Clay Tile: Several kinds of clay tiles are sold in Arizona, including sandcast, two-piece, interlocking and flat. Sandcast is a matte-finished, rustic-looking tile popular for use on high-end homes, for example. Two-piece tile is similar but stronger. Remember that clay tile will last longer if the underlayment is high quality. The best roofers recommend an underlayment of two layers of 40-pound felt as well as modified bitumen roofing in valleys. Another high-quality choice is G-40, a rolled bitumen material, for the entire roof.
In any case, you will probably have to replace your underlayment before replacing the tiles. How can that be done? Generally, if tiles are in good shape, your contractor can remove them and put them back after replacing the underlayment. Roofers call this an R and R for “remove and replace.”
One possible glitch: If some tiles are broken and can’t be reused, you may have trouble finding replacement matches. In part that’s because over the past few years, many clay tile companies went out of business in Arizona. If you have to replace missing tiles with a slightly different color, however, a roofer can install them where they are not easily visible.
Although clay tiles are long-lasting, they can break and crack, as happened in a big hailstorm a couple years ago. They can also shatter if someone walks on them while doing repairs.
Concrete Tile: Concrete tiles are even more indestructible than clay and can last 25 years or more, local roofers say. But these tiles face the same trouble as clay with underlayment. They also can be removed and replaced. Both clay and concrete resist rot and insects.
Wooden Shakes: Wooden shakes are not common in Arizona, particularly in desert regions. In general, except for important architectural considerations, we do not recommend use of wood shakes.
Metal: A newly popular option is metal roofing. One style is made of steel, coated with bits of stone so it looks like clay tile or wood shakes.
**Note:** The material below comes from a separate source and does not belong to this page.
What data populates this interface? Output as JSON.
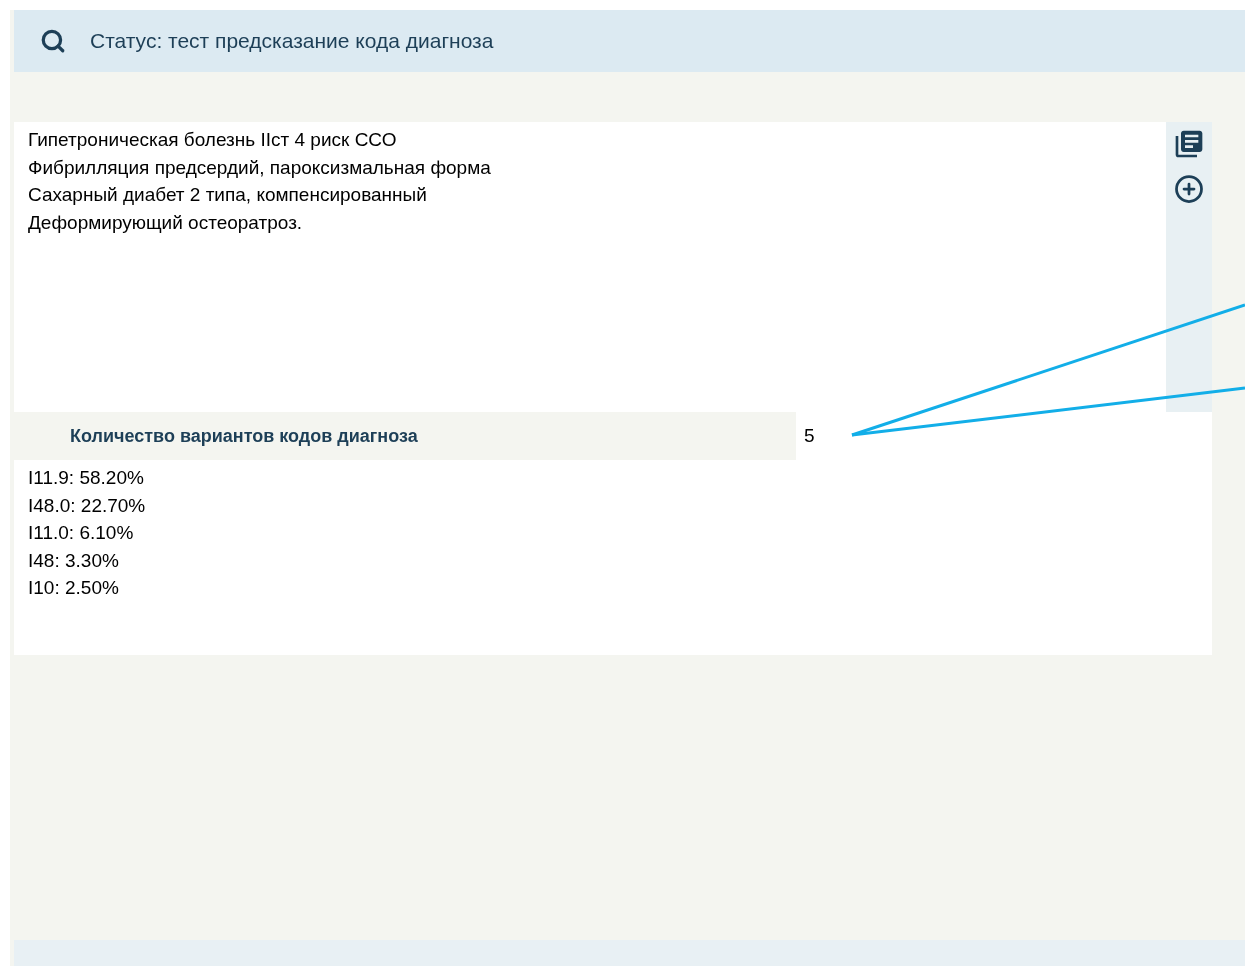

These roofs are much lighter than clay or concrete and can sometimes be installed over other roofing. They are durable and will not crack, break, curl or fade. They are laid on top of a structure of 2-by-2s because there has to be air flow between the roof below and the metal paneling.
Shingles: Fiberglass shingles can last 20 years or more but have risen in price. Since these shingles are partly coated with asphalt, an oil refinery byproduct, their cost has gone up due to higher prices for oil. Asphalt shingles are lightweight and won’t break when you walk on them. But shingles can blow off during a storm; they tend to absorb heat and discolor in the hot sun.
When hiring a roofing contractor, just as with hiring anyone to work on your home, be sure that person is licensed, bonded and insured. Get the contractor’s state license number and verify his record with the Arizona Registrar of Contractors. Be sure the license is valid and has not expired. Visit www.azroc.gov on the Internet and click on “contractor search.” Check expiration dates on your contractor’s bond or insurance as well.
All this checking is especially important now with so many “storm chasing” roofers who came to Arizona after our last hailstorm. You want a roofer who will be here for the long term and will guarantee his work.
For more do-it-yourself tips, go to rosieonthehouse.com. An Arizona home building and remodeling industry expert for 35 years, Rosie Romero is the host of the Rosie on the House radio program from 8-11 a.m. Saturdays on KTAR-FM (92.3) in Phoenix, KQNA-AM (1130) in Prescott and KAZM-AM (780) in Sedona, KAFF-AM (930) in Flagstaff and KNST-AM (790) in Tucson.